Problem statement
Which lines of the records contain "icon"? Collect every one of them.

The data

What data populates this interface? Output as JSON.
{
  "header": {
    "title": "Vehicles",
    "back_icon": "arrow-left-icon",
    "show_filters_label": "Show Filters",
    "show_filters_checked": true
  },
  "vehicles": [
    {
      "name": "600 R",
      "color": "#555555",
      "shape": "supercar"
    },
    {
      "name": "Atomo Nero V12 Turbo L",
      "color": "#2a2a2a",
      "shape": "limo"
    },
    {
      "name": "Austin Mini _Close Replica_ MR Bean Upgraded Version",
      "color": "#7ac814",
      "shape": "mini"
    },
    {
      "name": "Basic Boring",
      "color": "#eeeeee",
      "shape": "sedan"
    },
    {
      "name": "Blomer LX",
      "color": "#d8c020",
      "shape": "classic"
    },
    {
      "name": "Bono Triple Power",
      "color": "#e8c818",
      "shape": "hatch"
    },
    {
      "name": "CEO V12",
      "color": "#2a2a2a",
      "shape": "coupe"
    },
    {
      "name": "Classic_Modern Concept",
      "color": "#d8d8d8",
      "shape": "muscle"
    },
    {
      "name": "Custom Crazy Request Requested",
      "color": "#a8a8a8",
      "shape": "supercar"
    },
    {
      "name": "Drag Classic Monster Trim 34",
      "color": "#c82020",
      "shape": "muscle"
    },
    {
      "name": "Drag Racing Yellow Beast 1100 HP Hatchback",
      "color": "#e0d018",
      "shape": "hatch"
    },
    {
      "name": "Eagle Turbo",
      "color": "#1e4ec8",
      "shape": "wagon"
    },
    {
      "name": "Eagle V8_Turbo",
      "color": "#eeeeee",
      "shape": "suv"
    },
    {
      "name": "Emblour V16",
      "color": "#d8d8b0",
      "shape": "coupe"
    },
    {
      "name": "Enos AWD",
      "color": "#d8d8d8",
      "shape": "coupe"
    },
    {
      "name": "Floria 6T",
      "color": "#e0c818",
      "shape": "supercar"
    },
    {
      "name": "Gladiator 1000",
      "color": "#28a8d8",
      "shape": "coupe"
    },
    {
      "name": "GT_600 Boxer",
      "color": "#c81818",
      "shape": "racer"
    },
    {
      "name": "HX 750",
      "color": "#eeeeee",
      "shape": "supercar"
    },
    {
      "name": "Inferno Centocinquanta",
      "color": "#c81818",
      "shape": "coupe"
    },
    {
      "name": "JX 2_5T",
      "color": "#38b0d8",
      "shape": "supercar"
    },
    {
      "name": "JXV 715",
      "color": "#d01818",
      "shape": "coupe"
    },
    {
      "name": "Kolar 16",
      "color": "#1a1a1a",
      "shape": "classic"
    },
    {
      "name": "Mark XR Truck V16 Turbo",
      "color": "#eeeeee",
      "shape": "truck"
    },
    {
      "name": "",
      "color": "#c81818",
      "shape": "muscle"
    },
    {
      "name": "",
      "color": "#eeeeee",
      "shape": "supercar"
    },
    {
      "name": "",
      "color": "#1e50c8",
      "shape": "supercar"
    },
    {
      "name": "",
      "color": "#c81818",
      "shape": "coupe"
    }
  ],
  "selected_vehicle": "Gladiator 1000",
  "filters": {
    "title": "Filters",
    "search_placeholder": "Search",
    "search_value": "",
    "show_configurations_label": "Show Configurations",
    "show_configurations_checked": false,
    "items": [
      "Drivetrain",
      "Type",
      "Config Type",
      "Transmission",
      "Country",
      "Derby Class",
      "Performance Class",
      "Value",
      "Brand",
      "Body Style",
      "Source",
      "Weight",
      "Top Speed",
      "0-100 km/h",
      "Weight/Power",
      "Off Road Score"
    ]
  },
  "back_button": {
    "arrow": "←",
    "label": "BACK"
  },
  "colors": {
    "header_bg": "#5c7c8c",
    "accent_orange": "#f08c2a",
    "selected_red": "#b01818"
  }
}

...

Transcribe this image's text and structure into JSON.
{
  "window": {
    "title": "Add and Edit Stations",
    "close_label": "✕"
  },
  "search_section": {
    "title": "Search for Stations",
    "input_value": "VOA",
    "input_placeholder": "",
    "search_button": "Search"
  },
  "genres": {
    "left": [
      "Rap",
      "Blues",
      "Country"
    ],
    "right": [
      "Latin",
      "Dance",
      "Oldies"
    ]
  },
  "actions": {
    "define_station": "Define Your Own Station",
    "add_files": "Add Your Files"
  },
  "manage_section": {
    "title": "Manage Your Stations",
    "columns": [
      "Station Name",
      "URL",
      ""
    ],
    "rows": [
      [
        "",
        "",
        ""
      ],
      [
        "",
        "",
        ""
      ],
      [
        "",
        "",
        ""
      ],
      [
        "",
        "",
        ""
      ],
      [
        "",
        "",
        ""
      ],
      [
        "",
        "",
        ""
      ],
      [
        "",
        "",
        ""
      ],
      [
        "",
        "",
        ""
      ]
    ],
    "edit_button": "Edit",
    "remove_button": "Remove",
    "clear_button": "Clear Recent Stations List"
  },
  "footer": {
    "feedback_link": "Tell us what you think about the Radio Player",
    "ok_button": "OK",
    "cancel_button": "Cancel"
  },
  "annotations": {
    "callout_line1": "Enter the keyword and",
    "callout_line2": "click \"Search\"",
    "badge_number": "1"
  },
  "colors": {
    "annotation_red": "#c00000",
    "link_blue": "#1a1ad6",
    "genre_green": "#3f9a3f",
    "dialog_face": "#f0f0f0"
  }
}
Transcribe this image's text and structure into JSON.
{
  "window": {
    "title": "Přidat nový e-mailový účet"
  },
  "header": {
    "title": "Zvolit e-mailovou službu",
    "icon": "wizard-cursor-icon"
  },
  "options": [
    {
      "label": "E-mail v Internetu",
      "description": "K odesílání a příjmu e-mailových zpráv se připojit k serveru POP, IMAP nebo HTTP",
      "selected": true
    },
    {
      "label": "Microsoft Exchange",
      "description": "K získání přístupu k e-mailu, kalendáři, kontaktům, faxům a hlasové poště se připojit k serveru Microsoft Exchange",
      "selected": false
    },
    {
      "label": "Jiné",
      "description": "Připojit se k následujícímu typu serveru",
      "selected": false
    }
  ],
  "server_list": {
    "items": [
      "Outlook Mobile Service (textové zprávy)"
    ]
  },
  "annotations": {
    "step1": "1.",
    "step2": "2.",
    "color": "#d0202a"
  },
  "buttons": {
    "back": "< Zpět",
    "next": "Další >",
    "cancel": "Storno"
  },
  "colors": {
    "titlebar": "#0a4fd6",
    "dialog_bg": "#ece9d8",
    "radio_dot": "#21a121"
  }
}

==

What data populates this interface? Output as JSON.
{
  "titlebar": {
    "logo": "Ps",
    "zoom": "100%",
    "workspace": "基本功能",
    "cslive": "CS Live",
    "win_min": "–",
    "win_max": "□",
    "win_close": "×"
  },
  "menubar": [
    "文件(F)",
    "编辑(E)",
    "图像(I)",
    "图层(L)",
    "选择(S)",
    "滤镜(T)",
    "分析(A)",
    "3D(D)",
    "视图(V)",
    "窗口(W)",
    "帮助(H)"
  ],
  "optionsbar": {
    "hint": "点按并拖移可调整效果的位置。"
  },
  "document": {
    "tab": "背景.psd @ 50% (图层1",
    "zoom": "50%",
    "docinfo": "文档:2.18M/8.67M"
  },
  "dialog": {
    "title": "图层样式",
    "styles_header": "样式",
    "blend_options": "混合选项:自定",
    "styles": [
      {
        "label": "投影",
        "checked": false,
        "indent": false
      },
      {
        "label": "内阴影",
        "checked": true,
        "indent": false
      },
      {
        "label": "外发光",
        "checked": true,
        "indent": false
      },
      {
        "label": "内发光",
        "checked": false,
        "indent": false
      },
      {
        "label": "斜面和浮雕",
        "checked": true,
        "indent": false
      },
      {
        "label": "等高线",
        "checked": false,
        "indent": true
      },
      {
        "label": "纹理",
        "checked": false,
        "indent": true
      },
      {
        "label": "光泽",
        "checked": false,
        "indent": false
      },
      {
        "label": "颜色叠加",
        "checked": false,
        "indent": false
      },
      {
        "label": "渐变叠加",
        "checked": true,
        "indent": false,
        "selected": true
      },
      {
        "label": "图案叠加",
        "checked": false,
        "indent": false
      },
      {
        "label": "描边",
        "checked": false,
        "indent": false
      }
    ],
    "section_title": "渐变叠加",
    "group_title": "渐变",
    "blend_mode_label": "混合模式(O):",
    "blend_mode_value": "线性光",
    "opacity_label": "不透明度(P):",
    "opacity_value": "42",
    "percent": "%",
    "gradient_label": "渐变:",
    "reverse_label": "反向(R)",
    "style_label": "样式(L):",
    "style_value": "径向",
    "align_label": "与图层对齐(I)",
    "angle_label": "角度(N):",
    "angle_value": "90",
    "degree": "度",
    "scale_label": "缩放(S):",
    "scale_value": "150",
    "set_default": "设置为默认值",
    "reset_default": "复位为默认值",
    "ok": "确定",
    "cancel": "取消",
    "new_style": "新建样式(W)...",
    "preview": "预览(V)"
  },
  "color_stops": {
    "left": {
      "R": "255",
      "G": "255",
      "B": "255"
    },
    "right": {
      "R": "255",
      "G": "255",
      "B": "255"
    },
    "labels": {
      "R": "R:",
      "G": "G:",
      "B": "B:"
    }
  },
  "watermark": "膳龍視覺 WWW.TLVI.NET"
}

Response area
    "back_icon": "arrow-left-icon",
    "icon": "wizard-cursor-icon"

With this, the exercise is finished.